(Interface dataset entries)
========================

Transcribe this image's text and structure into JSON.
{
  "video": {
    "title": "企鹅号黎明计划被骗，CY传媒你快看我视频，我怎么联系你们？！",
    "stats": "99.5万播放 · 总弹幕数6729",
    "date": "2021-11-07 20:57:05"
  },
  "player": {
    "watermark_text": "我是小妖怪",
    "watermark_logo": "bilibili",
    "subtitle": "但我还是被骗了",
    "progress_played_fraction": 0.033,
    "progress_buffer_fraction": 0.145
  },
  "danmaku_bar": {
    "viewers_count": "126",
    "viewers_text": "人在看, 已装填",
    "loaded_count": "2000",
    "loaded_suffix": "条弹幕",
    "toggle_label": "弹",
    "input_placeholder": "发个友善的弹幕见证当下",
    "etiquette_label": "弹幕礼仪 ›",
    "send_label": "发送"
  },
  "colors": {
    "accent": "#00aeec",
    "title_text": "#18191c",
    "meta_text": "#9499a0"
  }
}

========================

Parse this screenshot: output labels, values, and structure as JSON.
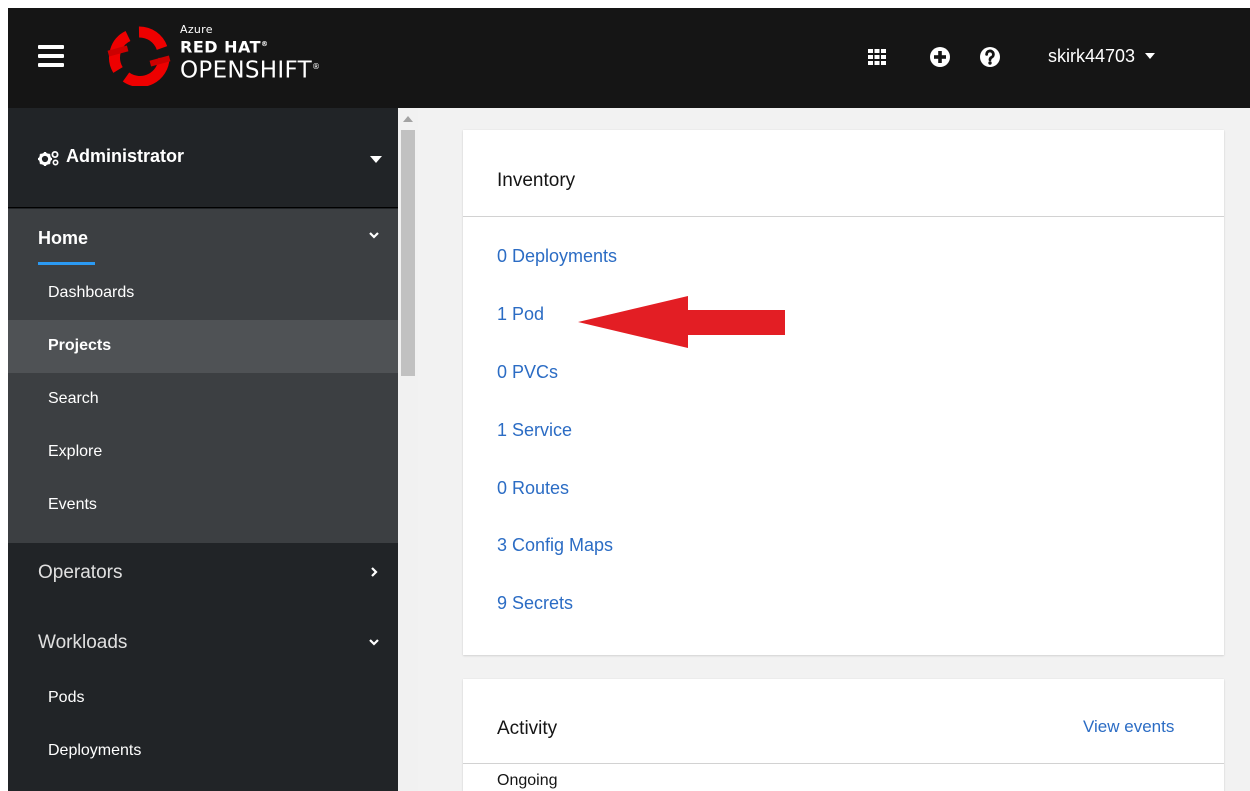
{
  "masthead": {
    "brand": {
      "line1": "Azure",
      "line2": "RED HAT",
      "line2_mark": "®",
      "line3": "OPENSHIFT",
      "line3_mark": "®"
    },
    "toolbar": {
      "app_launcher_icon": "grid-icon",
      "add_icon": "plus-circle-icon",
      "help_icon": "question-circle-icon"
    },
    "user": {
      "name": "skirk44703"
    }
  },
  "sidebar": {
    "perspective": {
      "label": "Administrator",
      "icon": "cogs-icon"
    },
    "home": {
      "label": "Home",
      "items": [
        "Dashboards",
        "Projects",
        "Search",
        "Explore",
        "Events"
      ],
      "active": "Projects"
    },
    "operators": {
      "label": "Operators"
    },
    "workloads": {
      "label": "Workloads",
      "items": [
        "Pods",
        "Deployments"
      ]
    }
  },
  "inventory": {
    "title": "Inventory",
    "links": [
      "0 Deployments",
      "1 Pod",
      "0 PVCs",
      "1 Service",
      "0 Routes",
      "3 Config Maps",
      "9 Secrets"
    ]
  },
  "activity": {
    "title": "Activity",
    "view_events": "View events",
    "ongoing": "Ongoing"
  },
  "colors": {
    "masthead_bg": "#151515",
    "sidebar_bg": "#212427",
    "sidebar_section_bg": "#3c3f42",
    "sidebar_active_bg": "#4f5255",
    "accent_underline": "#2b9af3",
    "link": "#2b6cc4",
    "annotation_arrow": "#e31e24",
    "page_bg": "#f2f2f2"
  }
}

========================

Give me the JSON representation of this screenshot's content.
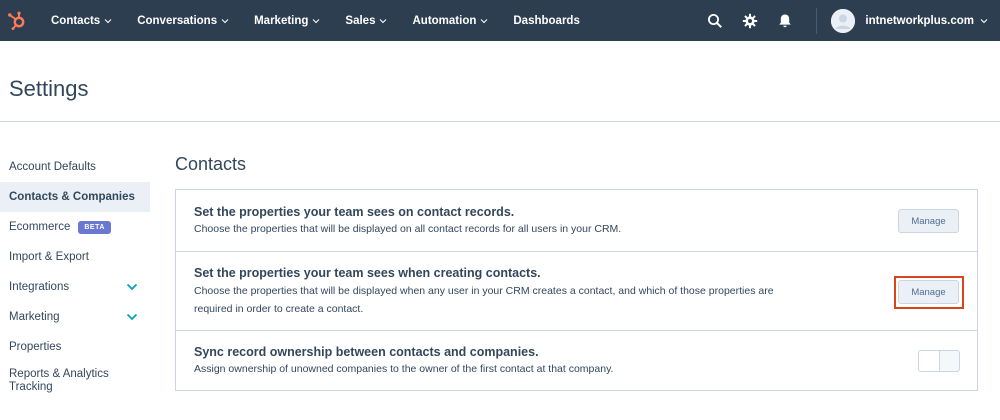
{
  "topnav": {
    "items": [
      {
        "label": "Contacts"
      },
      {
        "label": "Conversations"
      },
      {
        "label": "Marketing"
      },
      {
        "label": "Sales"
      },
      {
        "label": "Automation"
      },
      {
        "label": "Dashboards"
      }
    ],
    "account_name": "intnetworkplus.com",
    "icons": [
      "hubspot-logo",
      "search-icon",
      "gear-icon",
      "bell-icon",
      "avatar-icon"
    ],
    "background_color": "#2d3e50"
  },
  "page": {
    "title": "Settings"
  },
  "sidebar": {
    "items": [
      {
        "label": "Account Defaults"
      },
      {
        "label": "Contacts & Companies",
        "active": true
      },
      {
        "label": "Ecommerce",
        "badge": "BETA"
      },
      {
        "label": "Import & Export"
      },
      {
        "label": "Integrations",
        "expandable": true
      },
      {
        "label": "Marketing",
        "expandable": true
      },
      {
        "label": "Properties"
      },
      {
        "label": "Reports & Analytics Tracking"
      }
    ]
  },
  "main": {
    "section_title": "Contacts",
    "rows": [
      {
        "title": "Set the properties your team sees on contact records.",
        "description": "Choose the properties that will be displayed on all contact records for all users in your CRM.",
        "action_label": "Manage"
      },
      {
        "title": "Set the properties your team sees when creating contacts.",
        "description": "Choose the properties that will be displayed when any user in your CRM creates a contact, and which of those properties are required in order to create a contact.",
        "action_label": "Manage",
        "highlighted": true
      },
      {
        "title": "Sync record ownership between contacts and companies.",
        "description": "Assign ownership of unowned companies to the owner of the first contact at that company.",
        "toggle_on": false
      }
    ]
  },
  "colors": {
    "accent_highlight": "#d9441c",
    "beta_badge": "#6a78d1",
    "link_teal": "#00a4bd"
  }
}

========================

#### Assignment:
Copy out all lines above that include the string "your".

#### Answer space:
        "title": "Set the properties your team sees on contact records.",
        "description": "Choose the properties that will be displayed on all contact records for all users in your CRM.",
        "title": "Set the properties your team sees when creating contacts.",
        "description": "Choose the properties that will be displayed when any user in your CRM creates a contact, and which of those properties are required in order to create a contact.",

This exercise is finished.